╭─ Task data
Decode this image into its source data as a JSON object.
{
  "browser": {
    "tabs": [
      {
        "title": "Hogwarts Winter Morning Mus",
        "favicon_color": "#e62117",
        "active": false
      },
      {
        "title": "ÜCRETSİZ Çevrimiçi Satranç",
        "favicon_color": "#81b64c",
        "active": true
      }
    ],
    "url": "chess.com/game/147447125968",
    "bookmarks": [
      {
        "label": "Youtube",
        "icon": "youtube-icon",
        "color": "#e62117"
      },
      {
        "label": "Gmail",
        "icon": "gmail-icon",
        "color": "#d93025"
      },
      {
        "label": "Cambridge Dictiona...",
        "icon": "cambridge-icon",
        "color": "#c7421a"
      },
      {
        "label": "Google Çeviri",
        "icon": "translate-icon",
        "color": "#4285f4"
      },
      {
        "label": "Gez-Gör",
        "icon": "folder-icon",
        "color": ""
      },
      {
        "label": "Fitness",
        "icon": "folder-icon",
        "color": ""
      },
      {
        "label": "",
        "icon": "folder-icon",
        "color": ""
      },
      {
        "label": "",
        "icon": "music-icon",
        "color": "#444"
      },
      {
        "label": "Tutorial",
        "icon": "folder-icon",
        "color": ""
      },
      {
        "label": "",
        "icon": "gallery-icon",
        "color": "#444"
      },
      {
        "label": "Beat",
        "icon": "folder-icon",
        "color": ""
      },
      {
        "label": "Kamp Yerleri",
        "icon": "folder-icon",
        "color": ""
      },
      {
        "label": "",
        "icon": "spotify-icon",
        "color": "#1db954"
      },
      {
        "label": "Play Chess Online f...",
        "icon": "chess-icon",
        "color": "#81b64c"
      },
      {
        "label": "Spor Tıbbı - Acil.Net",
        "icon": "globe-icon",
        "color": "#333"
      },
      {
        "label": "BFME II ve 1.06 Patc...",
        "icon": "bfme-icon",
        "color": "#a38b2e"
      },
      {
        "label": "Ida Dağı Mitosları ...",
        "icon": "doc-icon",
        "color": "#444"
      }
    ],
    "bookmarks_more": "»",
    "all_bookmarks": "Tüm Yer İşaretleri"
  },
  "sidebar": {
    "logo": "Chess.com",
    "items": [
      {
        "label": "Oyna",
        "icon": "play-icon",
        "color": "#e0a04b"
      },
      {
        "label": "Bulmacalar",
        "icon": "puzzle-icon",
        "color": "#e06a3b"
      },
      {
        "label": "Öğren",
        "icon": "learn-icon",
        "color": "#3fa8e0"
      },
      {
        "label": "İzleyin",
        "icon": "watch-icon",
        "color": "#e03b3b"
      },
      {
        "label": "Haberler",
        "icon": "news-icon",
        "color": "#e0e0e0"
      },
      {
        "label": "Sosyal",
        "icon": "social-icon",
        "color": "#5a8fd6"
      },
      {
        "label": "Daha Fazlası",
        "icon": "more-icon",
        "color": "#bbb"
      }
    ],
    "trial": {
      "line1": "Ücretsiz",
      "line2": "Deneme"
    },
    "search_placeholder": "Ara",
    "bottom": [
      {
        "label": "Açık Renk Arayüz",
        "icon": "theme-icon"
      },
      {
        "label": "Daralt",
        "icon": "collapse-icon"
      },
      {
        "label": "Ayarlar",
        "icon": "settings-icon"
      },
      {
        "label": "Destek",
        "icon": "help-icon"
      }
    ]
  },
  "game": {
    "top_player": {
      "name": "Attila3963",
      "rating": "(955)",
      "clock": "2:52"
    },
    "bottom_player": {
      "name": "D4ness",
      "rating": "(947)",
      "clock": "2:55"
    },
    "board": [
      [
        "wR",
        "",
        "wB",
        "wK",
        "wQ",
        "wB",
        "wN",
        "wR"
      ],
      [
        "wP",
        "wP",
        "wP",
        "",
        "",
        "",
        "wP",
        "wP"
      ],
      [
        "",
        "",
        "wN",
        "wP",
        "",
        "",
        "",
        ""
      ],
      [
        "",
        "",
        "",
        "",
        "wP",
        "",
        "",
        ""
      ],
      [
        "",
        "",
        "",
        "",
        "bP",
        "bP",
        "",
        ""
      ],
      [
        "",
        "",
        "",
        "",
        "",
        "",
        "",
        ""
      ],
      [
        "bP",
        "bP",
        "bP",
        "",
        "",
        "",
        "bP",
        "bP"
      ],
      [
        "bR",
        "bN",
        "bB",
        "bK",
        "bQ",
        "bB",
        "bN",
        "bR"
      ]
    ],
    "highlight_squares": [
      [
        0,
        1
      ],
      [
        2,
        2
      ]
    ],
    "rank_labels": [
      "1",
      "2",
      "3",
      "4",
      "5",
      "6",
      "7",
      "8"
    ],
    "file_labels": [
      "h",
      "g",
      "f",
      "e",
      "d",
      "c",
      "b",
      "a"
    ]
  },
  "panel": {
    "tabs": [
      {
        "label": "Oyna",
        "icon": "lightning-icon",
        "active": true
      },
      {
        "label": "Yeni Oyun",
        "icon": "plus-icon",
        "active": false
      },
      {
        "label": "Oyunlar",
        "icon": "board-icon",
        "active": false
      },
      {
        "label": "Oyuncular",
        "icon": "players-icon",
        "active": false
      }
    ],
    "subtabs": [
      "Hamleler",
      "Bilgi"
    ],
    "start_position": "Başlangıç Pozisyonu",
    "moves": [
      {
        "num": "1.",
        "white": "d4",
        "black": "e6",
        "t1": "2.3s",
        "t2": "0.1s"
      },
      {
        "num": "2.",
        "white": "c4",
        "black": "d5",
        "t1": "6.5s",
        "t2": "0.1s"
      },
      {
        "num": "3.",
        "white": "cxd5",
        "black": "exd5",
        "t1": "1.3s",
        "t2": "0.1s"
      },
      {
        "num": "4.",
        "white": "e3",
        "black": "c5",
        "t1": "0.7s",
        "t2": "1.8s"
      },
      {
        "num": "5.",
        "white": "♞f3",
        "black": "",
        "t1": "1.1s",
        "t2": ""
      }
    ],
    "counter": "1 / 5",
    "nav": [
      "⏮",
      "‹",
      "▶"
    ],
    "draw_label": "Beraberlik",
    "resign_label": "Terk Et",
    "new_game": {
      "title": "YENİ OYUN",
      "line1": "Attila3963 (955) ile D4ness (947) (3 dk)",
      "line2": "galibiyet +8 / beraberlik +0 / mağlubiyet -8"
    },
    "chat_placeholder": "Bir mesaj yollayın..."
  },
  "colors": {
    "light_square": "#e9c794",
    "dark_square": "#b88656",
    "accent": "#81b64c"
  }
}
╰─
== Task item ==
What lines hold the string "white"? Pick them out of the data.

== Solved exercise ==
        "white": "d4",
        "white": "c4",
        "white": "cxd5",
        "white": "e3",
        "white": "♞f3",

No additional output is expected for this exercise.